YOUR INSTRUCTIONS
Copy out all the entries below, word for word.

--- DATA FOR REVIEW Enclosed Below ---

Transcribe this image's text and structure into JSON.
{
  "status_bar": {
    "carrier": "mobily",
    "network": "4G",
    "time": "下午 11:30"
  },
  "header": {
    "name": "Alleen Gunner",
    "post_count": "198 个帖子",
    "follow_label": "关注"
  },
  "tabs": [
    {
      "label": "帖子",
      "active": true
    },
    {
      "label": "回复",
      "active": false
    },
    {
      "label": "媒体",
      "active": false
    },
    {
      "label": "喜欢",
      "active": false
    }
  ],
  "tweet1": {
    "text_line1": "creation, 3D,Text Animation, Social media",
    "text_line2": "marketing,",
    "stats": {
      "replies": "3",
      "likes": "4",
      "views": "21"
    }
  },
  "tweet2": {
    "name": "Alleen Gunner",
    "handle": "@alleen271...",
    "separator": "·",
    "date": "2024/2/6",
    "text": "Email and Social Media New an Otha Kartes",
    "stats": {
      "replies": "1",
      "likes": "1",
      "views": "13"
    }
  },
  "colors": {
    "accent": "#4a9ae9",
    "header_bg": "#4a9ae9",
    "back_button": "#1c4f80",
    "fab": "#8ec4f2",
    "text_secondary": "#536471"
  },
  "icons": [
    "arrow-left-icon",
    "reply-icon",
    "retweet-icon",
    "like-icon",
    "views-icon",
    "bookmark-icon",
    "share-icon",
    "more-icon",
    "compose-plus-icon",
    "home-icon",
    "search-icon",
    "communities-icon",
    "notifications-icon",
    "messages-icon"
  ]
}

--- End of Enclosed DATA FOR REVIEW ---

RESPONSE BOX
Transcribe this image's text and structure into JSON.
{
  "status_bar": {
    "carrier": "mobily",
    "network": "4G",
    "time": "下午 11:30"
  },
  "header": {
    "name": "Alleen Gunner",
    "post_count": "198 个帖子",
    "follow_label": "关注"
  },
  "tabs": [
    {
      "label": "帖子",
      "active": true
    },
    {
      "label": "回复",
      "active": false
    },
    {
      "label": "媒体",
      "active": false
    },
    {
      "label": "喜欢",
      "active": false
    }
  ],
  "tweet1": {
    "text_line1": "creation, 3D,Text Animation, Social media",
    "text_line2": "marketing,",
    "stats": {
      "replies": "3",
      "likes": "4",
      "views": "21"
    }
  },
  "tweet2": {
    "name": "Alleen Gunner",
    "handle": "@alleen271...",
    "separator": "·",
    "date": "2024/2/6",
    "text": "Email and Social Media New an Otha Kartes",
    "stats": {
      "replies": "1",
      "likes": "1",
      "views": "13"
    }
  },
  "colors": {
    "accent": "#4a9ae9",
    "header_bg": "#4a9ae9",
    "back_button": "#1c4f80",
    "fab": "#8ec4f2",
    "text_secondary": "#536471"
  },
  "icons": [
    "arrow-left-icon",
    "reply-icon",
    "retweet-icon",
    "like-icon",
    "views-icon",
    "bookmark-icon",
    "share-icon",
    "more-icon",
    "compose-plus-icon",
    "home-icon",
    "search-icon",
    "communities-icon",
    "notifications-icon",
    "messages-icon"
  ]
}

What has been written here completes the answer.